UK’s Office of Technology Commercialization (OTC), led by Ian McClure, is reaching across campus and across Kentucky to help researchers take ideas generated in the lab, in the classroom and out in the field and turn them into products and companies.
An OTC program called UKAccel is a professional development and experiential learning opportunity for UK researchers interested in turning their intellectual property into a potential startup. The goal is to discover if launching a start-up company is right for the researcher.
“Every time we decide to file a patent it’s an investment, and we’re always looking at ways that we can help make that investment more valuable,” said McClure. If the best commercialization pathway is a company, McClure said UK researchers need to understand the process and the time and effort involved in a startup. “What’s a business model going to look like? What’s a revenue model going to look like? Who’s going to run the company and how are you going to do that and your full-time job as a faculty member? Important questions that if they can answer in an informed manner, then we’ve added value to that patent decision.”
With guidance from the OTC and Von Allmen Center for Entrepreneurship, qualified participants take part in an immersive experience in entrepreneurship culture, spending focused time over a three-month period at Awesome Inc, a business accelerator in downtown Lexington. Watch the UKAccel video to hear what participants had to say about the UKAccel experience.
The University of Kentucky and Eastern Kentucky University are partnering to grow the state’s economy, with research and intellectual property being the driving forces.
OTC and EKU’s Center for Economic Development, Entrepreneurship and Technology (CEDET), headed by Tom Martin, reached an agreement that calls for OTC to act as an independently contracted partner and service provider to EKU for intellectual property and commercialization services. The services provided by the OTC to EKU include:
- Assistance with EKU intellectual property (IP) development efforts, including assessing the potential value and patentability or copyrightable nature of invention disclosures.
- Assistance with EKU commercialization and IP procurement transaction costs, including market research, patent prosecution and docket management, identifying potential licensing partners, business development efforts to solicit interest in partnership, and negotiating and executing license agreements in coordination with EKU.

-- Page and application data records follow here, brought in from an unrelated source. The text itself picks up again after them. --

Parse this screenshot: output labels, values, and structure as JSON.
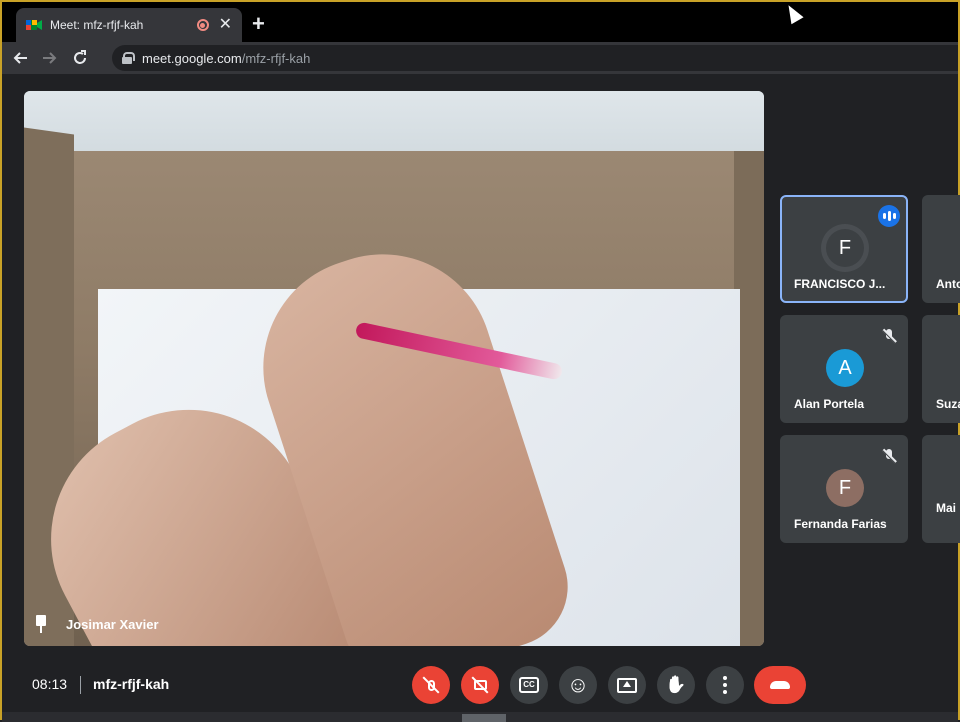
{
  "browser": {
    "tab_title": "Meet: mfz-rfjf-kah",
    "new_tab_label": "+",
    "close_label": "✕",
    "url_host": "meet.google.com",
    "url_path": "/mfz-rfjf-kah"
  },
  "main_video": {
    "participant_name": "Josimar Xavier"
  },
  "participants": [
    {
      "initial": "F",
      "name": "FRANCISCO J...",
      "avatar_color": "#3c4043",
      "speaking": true
    },
    {
      "initial": "A",
      "name": "Alan Portela",
      "avatar_color": "#1a9ad6",
      "muted": true
    },
    {
      "initial": "F",
      "name": "Fernanda Farias",
      "avatar_color": "#8d6e63",
      "muted": true
    }
  ],
  "participants_partial": [
    {
      "name": "Anto"
    },
    {
      "name": "Suza"
    },
    {
      "name": "Mai"
    }
  ],
  "meeting": {
    "time": "08:13",
    "code": "mfz-rfjf-kah"
  },
  "controls": {
    "cc_label": "CC",
    "emoji_glyph": "☺",
    "hand_glyph": "✋"
  },
  "colors": {
    "accent_blue": "#8ab4f8",
    "danger_red": "#ea4335",
    "background": "#202124"
  }
}
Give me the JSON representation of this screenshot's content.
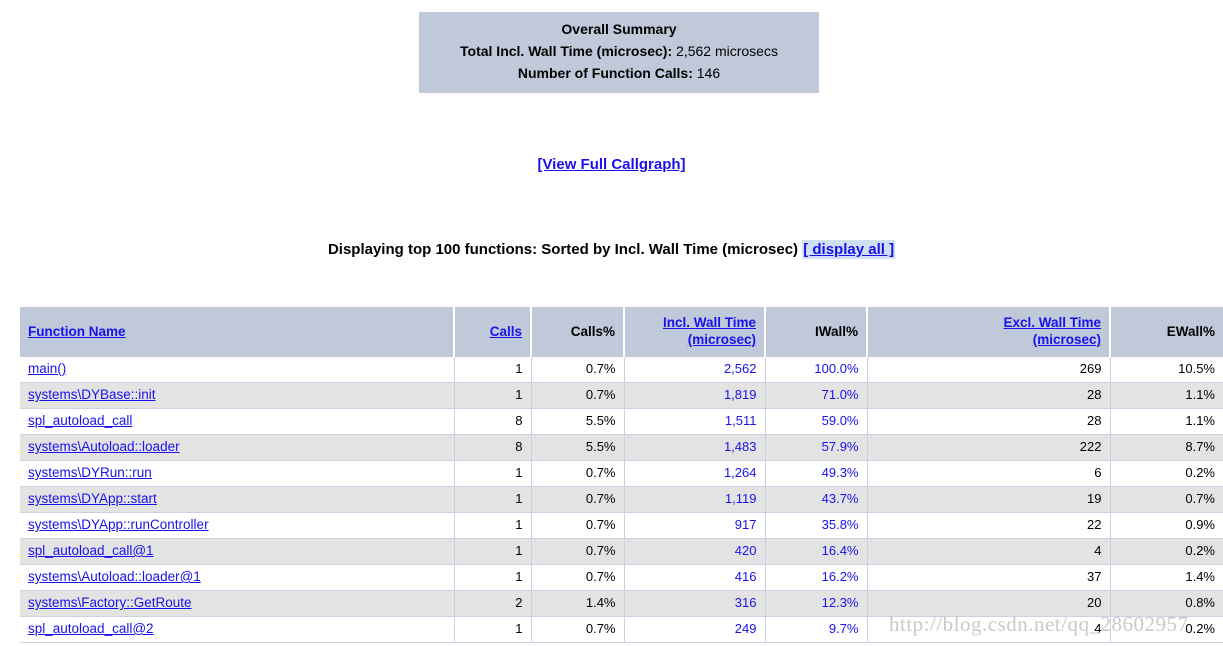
{
  "summary": {
    "title": "Overall Summary",
    "total_label": "Total Incl. Wall Time (microsec):",
    "total_value": "2,562 microsecs",
    "calls_label": "Number of Function Calls:",
    "calls_value": "146"
  },
  "callgraph": {
    "link_label": "[View Full Callgraph]"
  },
  "displaying": {
    "text": "Displaying top 100 functions: Sorted by Incl. Wall Time (microsec)",
    "display_all_label": "[ display all ]"
  },
  "table": {
    "headers": {
      "function_name": "Function Name",
      "calls": "Calls",
      "calls_pct": "Calls%",
      "incl_wall_time_l1": "Incl. Wall Time",
      "incl_wall_time_l2": "(microsec)",
      "iwall_pct": "IWall%",
      "excl_wall_time_l1": "Excl. Wall Time",
      "excl_wall_time_l2": "(microsec)",
      "ewall_pct": "EWall%"
    },
    "rows": [
      {
        "name": "main()",
        "calls": "1",
        "calls_pct": "0.7%",
        "incl": "2,562",
        "iwall_pct": "100.0%",
        "excl": "269",
        "ewall_pct": "10.5%"
      },
      {
        "name": "systems\\DYBase::init",
        "calls": "1",
        "calls_pct": "0.7%",
        "incl": "1,819",
        "iwall_pct": "71.0%",
        "excl": "28",
        "ewall_pct": "1.1%"
      },
      {
        "name": "spl_autoload_call",
        "calls": "8",
        "calls_pct": "5.5%",
        "incl": "1,511",
        "iwall_pct": "59.0%",
        "excl": "28",
        "ewall_pct": "1.1%"
      },
      {
        "name": "systems\\Autoload::loader",
        "calls": "8",
        "calls_pct": "5.5%",
        "incl": "1,483",
        "iwall_pct": "57.9%",
        "excl": "222",
        "ewall_pct": "8.7%"
      },
      {
        "name": "systems\\DYRun::run",
        "calls": "1",
        "calls_pct": "0.7%",
        "incl": "1,264",
        "iwall_pct": "49.3%",
        "excl": "6",
        "ewall_pct": "0.2%"
      },
      {
        "name": "systems\\DYApp::start",
        "calls": "1",
        "calls_pct": "0.7%",
        "incl": "1,119",
        "iwall_pct": "43.7%",
        "excl": "19",
        "ewall_pct": "0.7%"
      },
      {
        "name": "systems\\DYApp::runController",
        "calls": "1",
        "calls_pct": "0.7%",
        "incl": "917",
        "iwall_pct": "35.8%",
        "excl": "22",
        "ewall_pct": "0.9%"
      },
      {
        "name": "spl_autoload_call@1",
        "calls": "1",
        "calls_pct": "0.7%",
        "incl": "420",
        "iwall_pct": "16.4%",
        "excl": "4",
        "ewall_pct": "0.2%"
      },
      {
        "name": "systems\\Autoload::loader@1",
        "calls": "1",
        "calls_pct": "0.7%",
        "incl": "416",
        "iwall_pct": "16.2%",
        "excl": "37",
        "ewall_pct": "1.4%"
      },
      {
        "name": "systems\\Factory::GetRoute",
        "calls": "2",
        "calls_pct": "1.4%",
        "incl": "316",
        "iwall_pct": "12.3%",
        "excl": "20",
        "ewall_pct": "0.8%"
      },
      {
        "name": "spl_autoload_call@2",
        "calls": "1",
        "calls_pct": "0.7%",
        "incl": "249",
        "iwall_pct": "9.7%",
        "excl": "4",
        "ewall_pct": "0.2%"
      }
    ]
  },
  "watermark": {
    "text": "http://blog.csdn.net/qq_28602957"
  },
  "colors": {
    "header_bg": "#bfc9da",
    "link": "#1a12ee",
    "row_alt_bg": "#e3e3e3",
    "highlight_bg": "#cfe0f5"
  }
}
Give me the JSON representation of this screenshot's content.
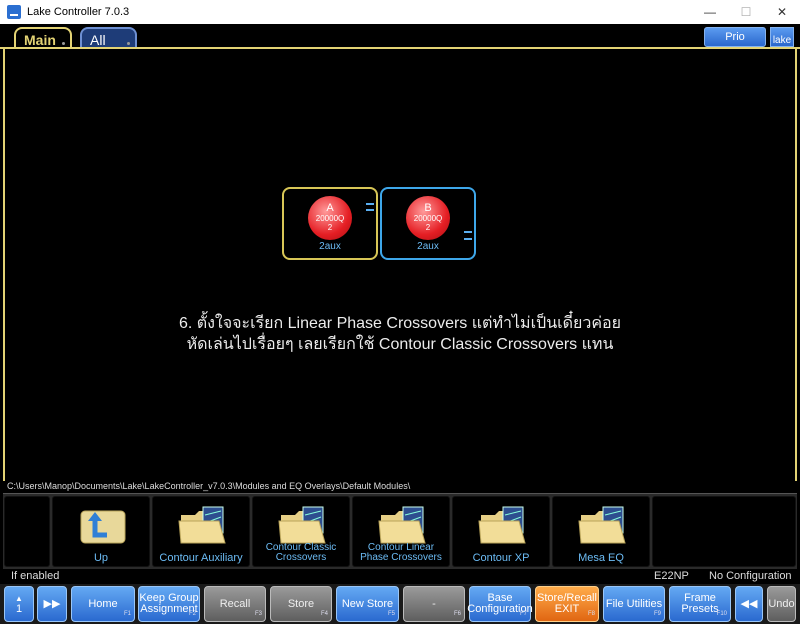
{
  "window": {
    "title": "Lake Controller 7.0.3",
    "minimize": "—",
    "maximize": "☐",
    "close": "✕"
  },
  "tabs": {
    "main": "Main",
    "all": "All"
  },
  "header": {
    "prio": "Prio",
    "lake_logo": "lake"
  },
  "modules": [
    {
      "letter": "A",
      "model": "20000Q",
      "num": "2",
      "name": "2aux"
    },
    {
      "letter": "B",
      "model": "20000Q",
      "num": "2",
      "name": "2aux"
    }
  ],
  "message": {
    "line1": "6. ตั้งใจจะเรียก Linear Phase Crossovers แต่ทำไม่เป็นเดี๋ยวค่อย",
    "line2": "หัดเล่นไปเรื่อยๆ เลยเรียกใช้ Contour Classic Crossovers แทน"
  },
  "path": "C:\\Users\\Manop\\Documents\\Lake\\LakeController_v7.0.3\\Modules and EQ Overlays\\Default Modules\\",
  "folders": [
    {
      "label": "Up"
    },
    {
      "label": "Contour Auxiliary"
    },
    {
      "label": "Contour Classic Crossovers"
    },
    {
      "label": "Contour Linear Phase Crossovers"
    },
    {
      "label": "Contour XP"
    },
    {
      "label": "Mesa EQ"
    }
  ],
  "status": {
    "left": "If enabled",
    "device": "E22NP",
    "config": "No Configuration"
  },
  "fkeys": {
    "page_num": "1",
    "home": "Home",
    "home_fn": "F1",
    "keep_group": "Keep Group Assignment",
    "keep_group_fn": "F2",
    "recall": "Recall",
    "recall_fn": "F3",
    "store": "Store",
    "store_fn": "F4",
    "new_store": "New Store",
    "new_store_fn": "F5",
    "dash": "-",
    "dash_fn": "F6",
    "base_config": "Base Configuration",
    "base_config_fn": "F7",
    "store_recall_exit": "Store/Recall EXIT",
    "store_recall_exit_fn": "F8",
    "file_utilities": "File Utilities",
    "file_utilities_fn": "F9",
    "frame_presets": "Frame Presets",
    "frame_presets_fn": "F10",
    "undo": "Undo"
  },
  "colors": {
    "tab_gold": "#e3d374",
    "module_a": "#d8c656",
    "module_b": "#3ea7ea",
    "accent_blue": "#2a69cf",
    "exit_orange": "#e06612"
  }
}
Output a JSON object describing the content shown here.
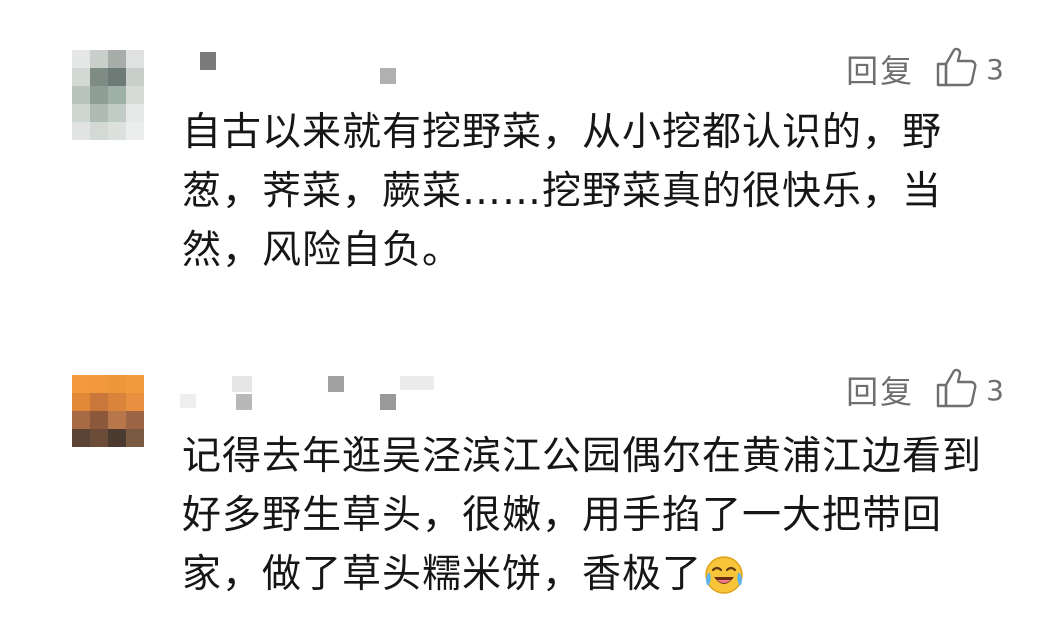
{
  "comments": [
    {
      "reply_label": "回复",
      "like_icon": "thumbs-up-outline-icon",
      "like_count": "3",
      "text": "自古以来就有挖野菜，从小挖都认识的，野葱，荠菜，蕨菜……挖野菜真的很快乐，当然，风险自负。",
      "avatar_colors": [
        "#c9d1ce",
        "#b8c3bd",
        "#7f8c86",
        "#d7dbd8",
        "#aab7b0",
        "#8f9b95",
        "#b9c4bf",
        "#e0e3e1"
      ]
    },
    {
      "reply_label": "回复",
      "like_icon": "thumbs-up-outline-icon",
      "like_count": "3",
      "text": "记得去年逛吴泾滨江公园偶尔在黄浦江边看到好多野生草头，很嫩，用手掐了一大把带回家，做了草头糯米饼，香极了",
      "emoji": "laughing-crying-emoji-icon",
      "avatar_colors": [
        "#f19a3e",
        "#d9802f",
        "#a4633a",
        "#6b4630",
        "#4d3a2e",
        "#8a5a3c"
      ]
    }
  ]
}
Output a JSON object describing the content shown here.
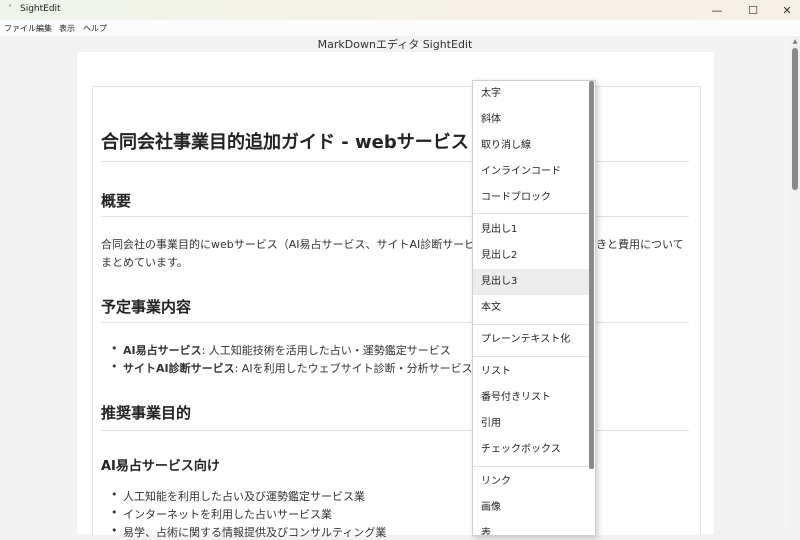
{
  "window": {
    "title": "SightEdit",
    "icon_glyph": "˅",
    "minimize_glyph": "—",
    "maximize_glyph": "☐",
    "close_glyph": "✕"
  },
  "menubar": [
    "ファイル",
    "編集",
    "表示",
    "ヘルプ"
  ],
  "doc_title": "MarkDownエディタ SightEdit",
  "content": {
    "h1": "合同会社事業目的追加ガイド - webサービス",
    "overview_heading": "概要",
    "overview_line1_left": "合同会社の事業目的にwebサービス（AI易占サービス、サイトAI診断サービス",
    "overview_line1_right": "きと費用について",
    "overview_line2": "まとめています。",
    "planned_heading": "予定事業内容",
    "planned_items": [
      {
        "bold": "AI易占サービス",
        "rest": ": 人工知能技術を活用した占い・運勢鑑定サービス"
      },
      {
        "bold": "サイトAI診断サービス",
        "rest": ": AIを利用したウェブサイト診断・分析サービス"
      }
    ],
    "recommended_heading": "推奨事業目的",
    "ai_heading": "AI易占サービス向け",
    "ai_items": [
      "人工知能を利用した占い及び運勢鑑定サービス業",
      "インターネットを利用した占いサービス業",
      "易学、占術に関する情報提供及びコンサルティング業"
    ]
  },
  "context_menu": {
    "items": [
      {
        "label": "太字"
      },
      {
        "label": "斜体"
      },
      {
        "label": "取り消し線"
      },
      {
        "label": "インラインコード"
      },
      {
        "label": "コードブロック"
      },
      {
        "label": "見出し1"
      },
      {
        "label": "見出し2"
      },
      {
        "label": "見出し3"
      },
      {
        "label": "本文"
      },
      {
        "label": "プレーンテキスト化"
      },
      {
        "label": "リスト"
      },
      {
        "label": "番号付きリスト"
      },
      {
        "label": "引用"
      },
      {
        "label": "チェックボックス"
      },
      {
        "label": "リンク"
      },
      {
        "label": "画像"
      },
      {
        "label": "表"
      }
    ],
    "hover_color": "#ececec"
  }
}
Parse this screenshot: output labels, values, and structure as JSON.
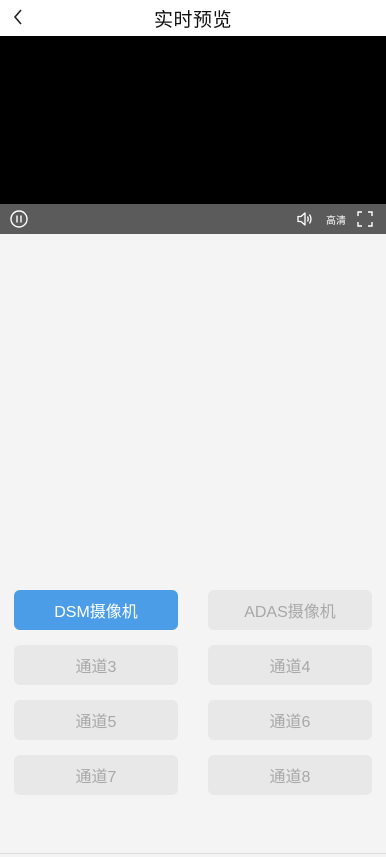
{
  "header": {
    "title": "实时预览",
    "back_icon": "chevron-left-icon"
  },
  "player": {
    "quality_label": "高清",
    "icons": [
      "pause-icon",
      "volume-icon",
      "fullscreen-icon"
    ]
  },
  "channels": {
    "items": [
      {
        "label": "DSM摄像机",
        "active": true
      },
      {
        "label": "ADAS摄像机",
        "active": false
      },
      {
        "label": "通道3",
        "active": false
      },
      {
        "label": "通道4",
        "active": false
      },
      {
        "label": "通道5",
        "active": false
      },
      {
        "label": "通道6",
        "active": false
      },
      {
        "label": "通道7",
        "active": false
      },
      {
        "label": "通道8",
        "active": false
      }
    ]
  },
  "colors": {
    "active": "#4c9de8",
    "inactive_bg": "#e8e8e8",
    "inactive_text": "#a8a8a8",
    "control_bar": "#5b5b5b"
  }
}
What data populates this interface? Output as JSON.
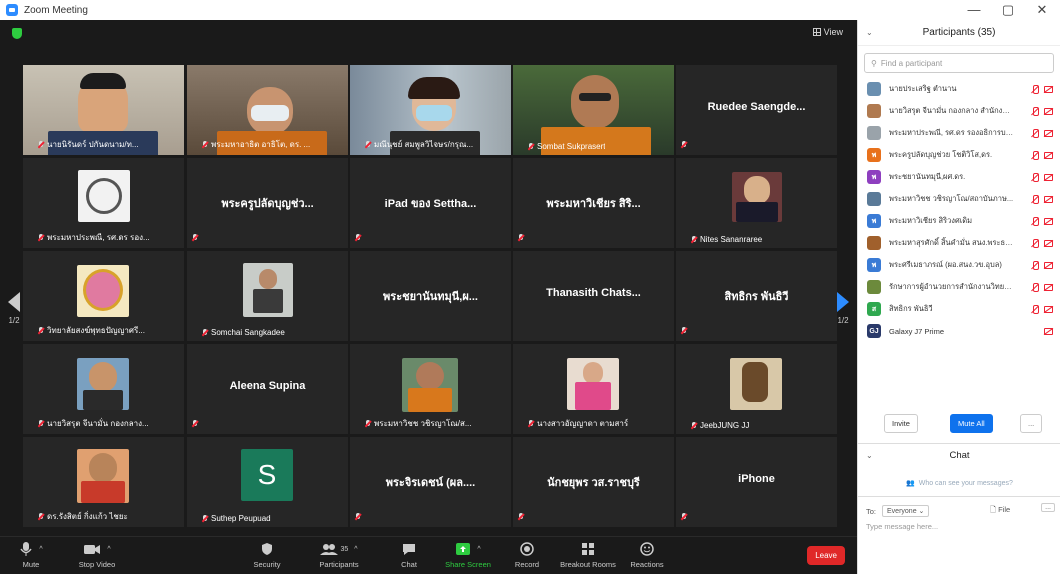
{
  "window": {
    "title": "Zoom Meeting",
    "minimize": "—",
    "maximize": "▢",
    "close": "✕"
  },
  "video": {
    "view_label": "View",
    "page_left": "1/2",
    "page_right": "1/2"
  },
  "tiles": [
    {
      "name": "นายนิรันดร์ ปกันดนาม/ท..."
    },
    {
      "name": "พระมหาอาธิต อาธิโต, ดร. ..."
    },
    {
      "name": "มณีนุชย์ สมพูลวิไจษร/กรุณ..."
    },
    {
      "name": "Sombat Sukprasert"
    },
    {
      "center": "Ruedee Saengde..."
    },
    {
      "name": "พระมหาประพณี, รศ.ดร รอง..."
    },
    {
      "center": "พระครูปลัดบุญช่ว..."
    },
    {
      "center": "iPad ของ Settha..."
    },
    {
      "center": "พระมหาวิเชียร สิริ..."
    },
    {
      "name": "Nites Sananraree"
    },
    {
      "name": "วิทยาลัยสงฆ์พุทธปัญญาศรี..."
    },
    {
      "name": "Somchai Sangkadee"
    },
    {
      "center": "พระชยานันทมุนี,ผ..."
    },
    {
      "center": "Thanasith Chats..."
    },
    {
      "center": "สิทธิกร พันธิวี"
    },
    {
      "name": "นายวิสรุต จีนามั่น กองกลาง..."
    },
    {
      "center": "Aleena Supina"
    },
    {
      "name": "พระมหาวิชช วชิรญาโณ/ส..."
    },
    {
      "name": "นางสาวอัญญาดา ตามสาร์"
    },
    {
      "name": "JeebJUNG JJ"
    },
    {
      "name": "ดร.รังสิตย์ กิ่งแก้ว ไชยะ"
    },
    {
      "name": "Suthep Peupuad",
      "initial": "S"
    },
    {
      "center": "พระจิรเดชน์ (ผล...."
    },
    {
      "center": "นักชยุพร วส.ราชบุรี"
    },
    {
      "center": "iPhone"
    }
  ],
  "toolbar": {
    "mute": "Mute",
    "stop_video": "Stop Video",
    "security": "Security",
    "participants": "Participants",
    "participants_count": "35",
    "chat": "Chat",
    "share_screen": "Share Screen",
    "record": "Record",
    "breakout": "Breakout Rooms",
    "reactions": "Reactions",
    "leave": "Leave"
  },
  "participants": {
    "title": "Participants (35)",
    "search_placeholder": "Find a participant",
    "items": [
      {
        "name": "นายประเสริฐ ตำนาน",
        "initials": "",
        "color": "#6a8fb0"
      },
      {
        "name": "นายวิสรุต จีนามั่น กองกลาง สำนักงาน...",
        "initials": "",
        "color": "#b07a50"
      },
      {
        "name": "พระมหาประพณี, รศ.ดร รองอธิการบดี...",
        "initials": "",
        "color": "#9aa3aa"
      },
      {
        "name": "พระครูปลัดบุญช่วย โชติวิโส,ดร.",
        "initials": "พ",
        "color": "#e8711c"
      },
      {
        "name": "พระชยานันทมุนี,ผศ.ดร.",
        "initials": "พ",
        "color": "#8e3fbf"
      },
      {
        "name": "พระมหาวิชช วชิรญาโณ/สถาบันภาษ...",
        "initials": "",
        "color": "#5a7a98"
      },
      {
        "name": "พระมหาวิเชียร สิริวงศเดิม",
        "initials": "พ",
        "color": "#3a7bd5"
      },
      {
        "name": "พระมหาสุรศักดิ์ สิ้นคํามั่น สนง.พระธรรม...",
        "initials": "",
        "color": "#a0602c"
      },
      {
        "name": "พระศรีเมธาภรณ์ (ผอ.สนง.วข.อุบล)",
        "initials": "พ",
        "color": "#3a7bd5"
      },
      {
        "name": "รักษาการผู้อำนวยการสำนักงานวิทยา...",
        "initials": "",
        "color": "#6c8a3c"
      },
      {
        "name": "สิทธิกร พันธิวี",
        "initials": "ส",
        "color": "#2fa84f"
      },
      {
        "name": "Galaxy J7 Prime",
        "initials": "GJ",
        "color": "#2a3a6a"
      }
    ],
    "invite": "Invite",
    "mute_all": "Mute All",
    "more": "..."
  },
  "chat": {
    "title": "Chat",
    "who_can_see": "Who can see your messages?",
    "to_label": "To:",
    "to_value": "Everyone",
    "file": "File",
    "more": "...",
    "placeholder": "Type message here..."
  }
}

- Development and/or offering of effective faculty education programs and strategies that UK uses to reach out to faculty and encourage invention disclosure and pursuit of IP protection.
- Guidance to EKU on IP and commercialization matters, including to what UK does with non-patentable IP, particularly software.
- Help in building a stronger EKU network by implementing process and procedures.
- Solidification of a commercialization partnership that can help build a "research corridor" for collaborative research efforts between UK and EKU.
“We can channel the inventive activity happening at EKU through our office and collaborate and cooperate to give those ideas at EKU the best chance at succeeding,” McClure said. “It’s all about raising the bar for the Commonwealth.”
Listen to McClure’s interview that aired on "UK at the Half" to learn more.